Homomorphic Encryption is a form of encryption where the data is encrypted ( converted into code) in such a way that it can be processed while still being encrypted. This means that you can do things like search and sort the data without having to decrypt it (bring it into the simple form) first.
This is a very powerful tool because it allows you to keep your data safe and secure while still being able to use it. This type of encryption can be used to securely outsource computation to untrusted third-party servers while still maintaining the privacy of the data.
This means that data can be processed and analyzed while it remains encrypted, which is a major security advantage. However, homomorphic encryption is also relatively new and not widely used yet, so there are still some potential risks associated with it.
This is useful for situations where sensitive data needs to be shared and processed, but the participants don’t want to reveal the contents of the data to each other. Homomorphic encryption can be used to protect data in transit and at rest.
The concept of homomorphic encryption is significant because it enables developers to work with encrypted data in the same way they would work with unencrypted data.
This means that developers can build apps and services that handle sensitive data without ever having to decrypt it, which is a major security and privacy improvement. There are still some challenges with homomorphic encryption, including performance and efficiency, but the potential benefits are clear.
Homomorphic encryption is a significant tool that can be used to protect data. There are understandable reasons for the regular security risks, and below we have mentioned major ones:
1. Big Data Leakage Risk
If data is encrypted using homomorphic encryption, it can be decrypted without the need for a key.

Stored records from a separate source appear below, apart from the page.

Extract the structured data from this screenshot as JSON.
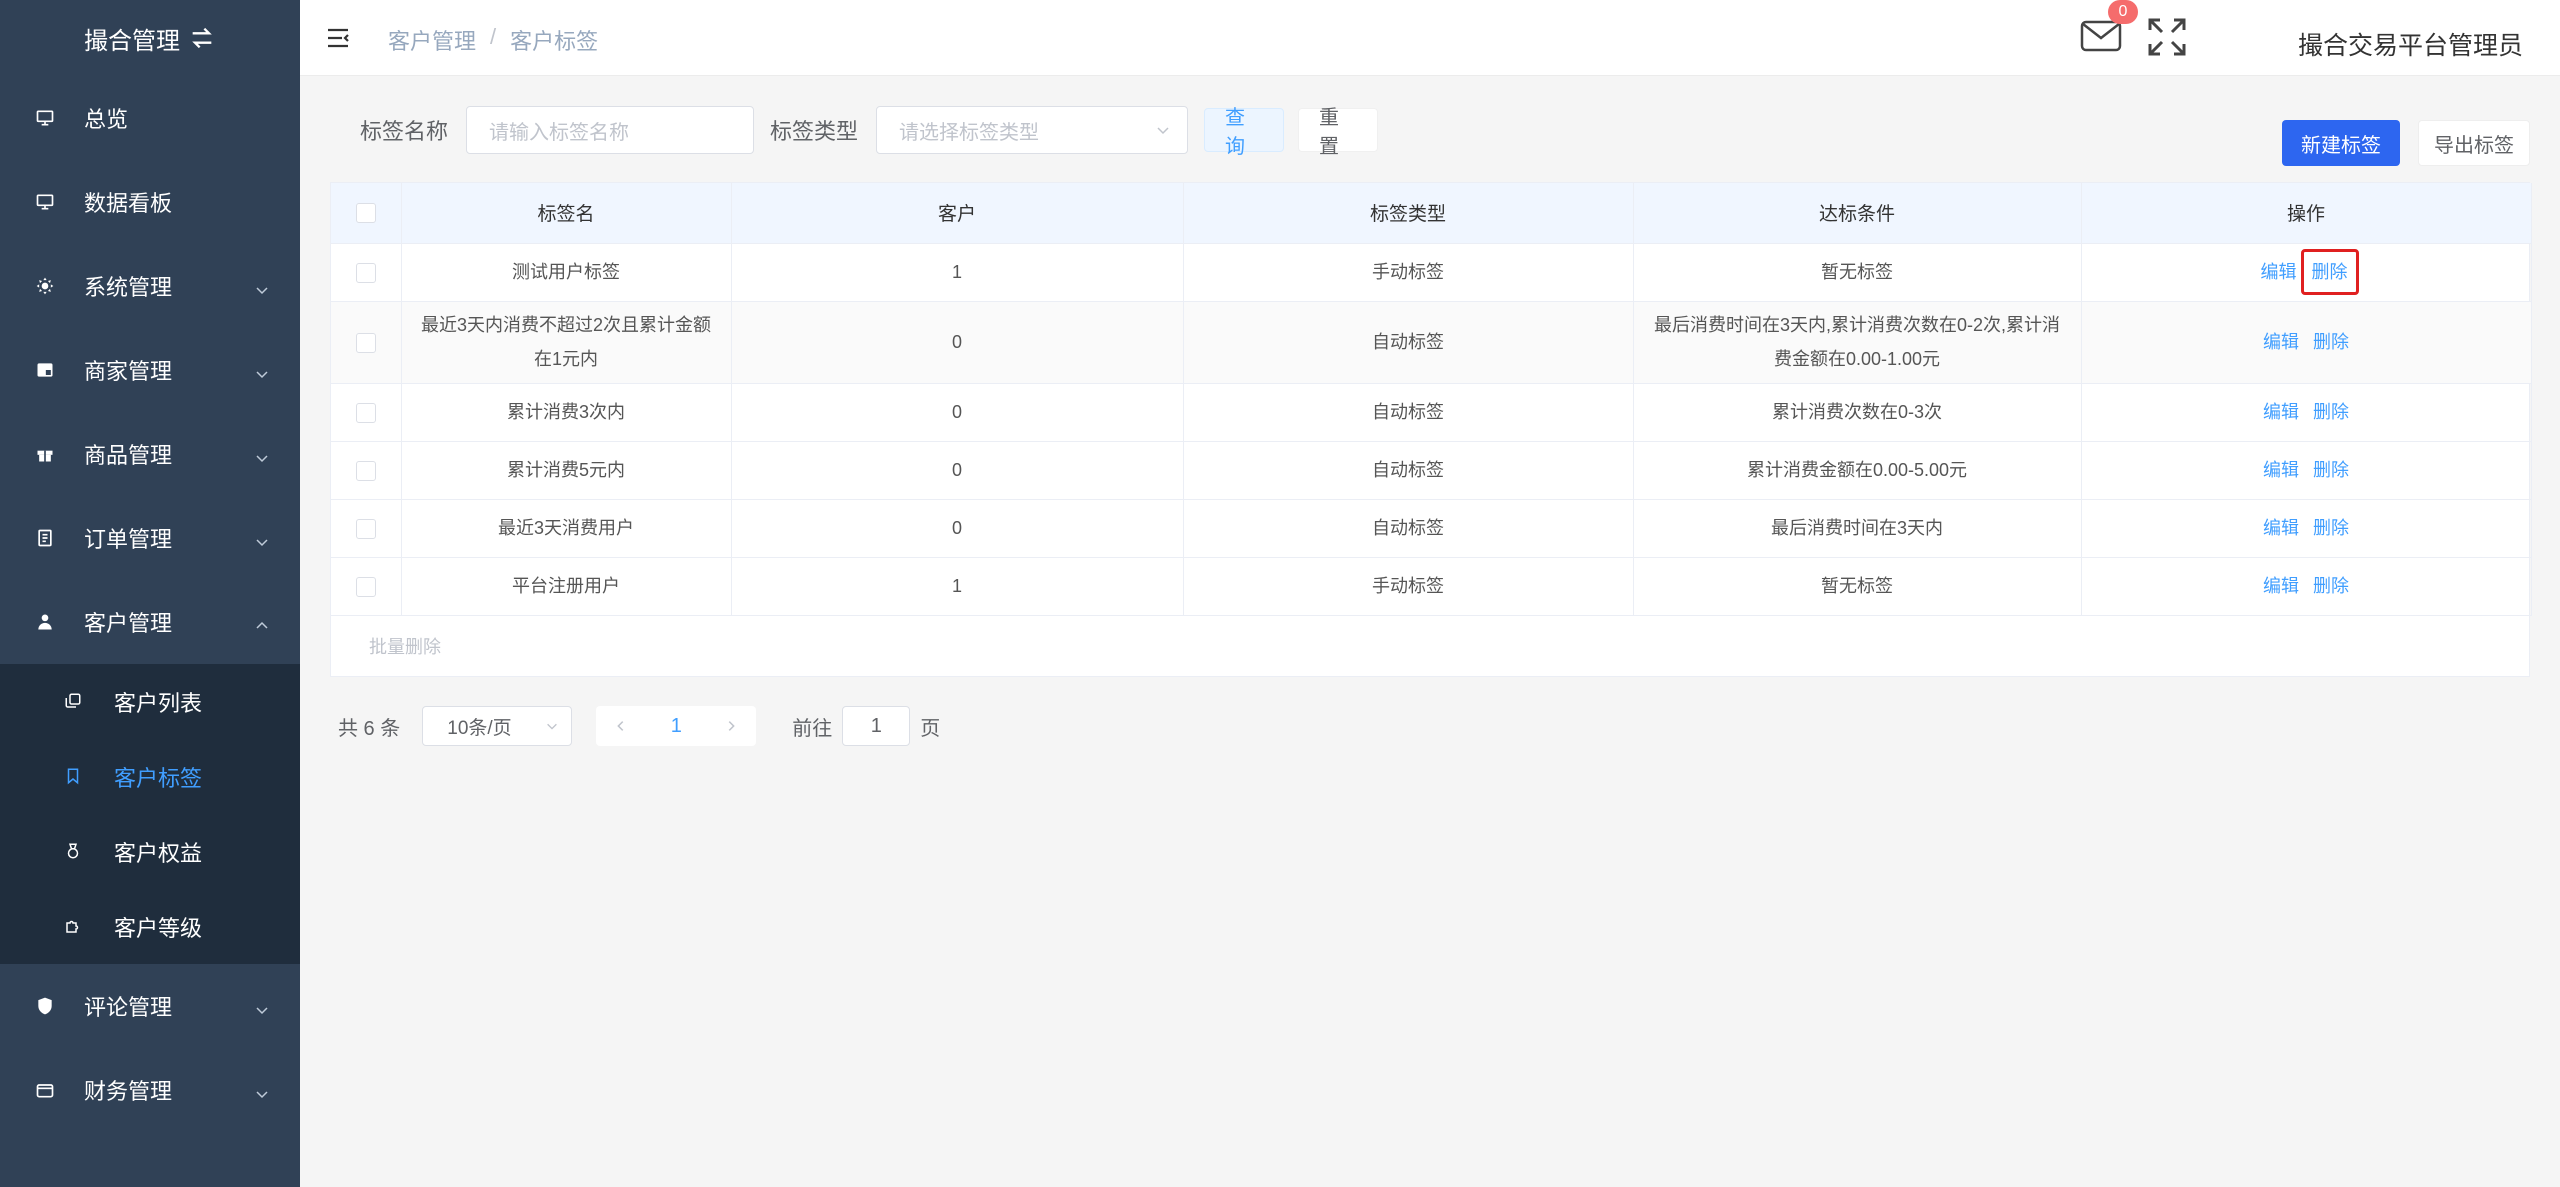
{
  "sidebar": {
    "title": "撮合管理",
    "items": [
      {
        "label": "总览",
        "icon": "monitor-icon",
        "expandable": false
      },
      {
        "label": "数据看板",
        "icon": "monitor-icon",
        "expandable": false
      },
      {
        "label": "系统管理",
        "icon": "gear-icon",
        "expandable": true
      },
      {
        "label": "商家管理",
        "icon": "store-icon",
        "expandable": true
      },
      {
        "label": "商品管理",
        "icon": "gift-icon",
        "expandable": true
      },
      {
        "label": "订单管理",
        "icon": "document-icon",
        "expandable": true
      },
      {
        "label": "客户管理",
        "icon": "user-icon",
        "expandable": true,
        "expanded": true
      }
    ],
    "subitems": [
      {
        "label": "客户列表",
        "icon": "copy-icon"
      },
      {
        "label": "客户标签",
        "icon": "bookmark-icon",
        "active": true
      },
      {
        "label": "客户权益",
        "icon": "medal-icon"
      },
      {
        "label": "客户等级",
        "icon": "puzzle-icon"
      }
    ],
    "items_after": [
      {
        "label": "评论管理",
        "icon": "shield-icon"
      },
      {
        "label": "财务管理",
        "icon": "wallet-icon"
      }
    ]
  },
  "header": {
    "breadcrumb": [
      "客户管理",
      "客户标签"
    ],
    "breadcrumb_sep": "/",
    "notification_count": "0",
    "user_name": "撮合交易平台管理员"
  },
  "search": {
    "name_label": "标签名称",
    "name_placeholder": "请输入标签名称",
    "type_label": "标签类型",
    "type_placeholder": "请选择标签类型",
    "query_button": "查询",
    "reset_button": "重置"
  },
  "actions": {
    "new_button": "新建标签",
    "export_button": "导出标签"
  },
  "table": {
    "columns": [
      "标签名",
      "客户",
      "标签类型",
      "达标条件",
      "操作"
    ],
    "edit_label": "编辑",
    "delete_label": "删除",
    "rows": [
      {
        "name": "测试用户标签",
        "customers": "1",
        "type": "手动标签",
        "condition": "暂无标签"
      },
      {
        "name": "最近3天内消费不超过2次且累计金额在1元内",
        "customers": "0",
        "type": "自动标签",
        "condition": "最后消费时间在3天内,累计消费次数在0-2次,累计消费金额在0.00-1.00元"
      },
      {
        "name": "累计消费3次内",
        "customers": "0",
        "type": "自动标签",
        "condition": "累计消费次数在0-3次"
      },
      {
        "name": "累计消费5元内",
        "customers": "0",
        "type": "自动标签",
        "condition": "累计消费金额在0.00-5.00元"
      },
      {
        "name": "最近3天消费用户",
        "customers": "0",
        "type": "自动标签",
        "condition": "最后消费时间在3天内"
      },
      {
        "name": "平台注册用户",
        "customers": "1",
        "type": "手动标签",
        "condition": "暂无标签"
      }
    ],
    "batch_delete": "批量删除"
  },
  "pagination": {
    "total_text": "共 6 条",
    "page_size": "10条/页",
    "current_page": "1",
    "goto_label": "前往",
    "goto_value": "1",
    "page_suffix": "页"
  },
  "colors": {
    "sidebar_bg": "#304156",
    "submenu_bg": "#1f2d3d",
    "accent": "#409eff",
    "primary_button": "#2d66f0",
    "highlight_border": "#e02020"
  }
}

This means that if the data falls into the wrong hands, it could be decrypted and used to exploit individuals or businesses.
2. The performance of homomorphic encryption can vary.
Depending on the size and complexity of the data being encrypted, homomorphic encryption can impact performance. This could cause problems if real-time processing is required, such as for financial transactions.
3. The security of homomorphic encryption has not been fully tested.
Due to its relatively new nature, homomorphic encryption has not been battle-tested in the same way as other forms of encryption.
This type of encryption can be used in a variety of ways, from secure voting systems to private data analysis. A common use case for homomorphic encryption is in cloud computing, where sensitive data is processed by a third-party service provider. Using homomorphic encryption, businesses can outsource computation while still keeping their data private.
Another potential application is in database management. For example, consider a healthcare database that contains patient records. With homomorphic encryption, analysts could query the database and receive encrypted results without ever seeing the underlying data. This would allow them to conclude trends and patterns without jeopardizing patient privacy.
There are many other potential uses for homomorphic encryption, and as the technology continues to develop, we are likely to see even more innovative applications in the future.
Homomorphic encryption can be processed and analyzed while still being protected. This has important implications for security, as it means that sensitive data can be processed without ever being decrypted. Nonetheless, it shows great promise as a way to keep data secure while still allowing it to be used for useful purposes.
Fully homomorphic encryption schemes allow for any type of computation to be done on ciphertext, without the need to first decrypt it. Somewhat homomorphic encryption schemes only allow for certain types of computations to be done on the ciphertext. However, they are much simpler than FHE schemes and are thus more practical for use in real-world applications.
One of the biggest limitations of homomorphic encryption is its performance. Homomorphic encryption is much slower than traditional encryption, so it may not be suitable for applications that require real-time processing or data throughput.
Another limitation of homomorphic encryption is its security. While homomorphic encryption is more secure than traditional encryption, it is still vulnerable to certain attacks, such as chosen-ciphertext attacks. Therefore, it is important to consider the security risks involved when using homomorphic encryption.
Finally, homomorphic encryption can be complicated to implement and maintain. The mathematics behind homomorphic encryption is complex, and the algorithms can be difficult to understand and optimize.
Homomorphic encryption is a unique and impressive tool that offers privacy and security benefits. As with any technology, it is important to understand how homomorphic encryption works and how it can be used before making any decisions about whether or not to use it.
Therefore, it is important to consult with experts when considering whether or not homomorphic encryption is the right solution for your needs. As more organizations adopt this technology, we can expect to see more progress in overcoming these challenges.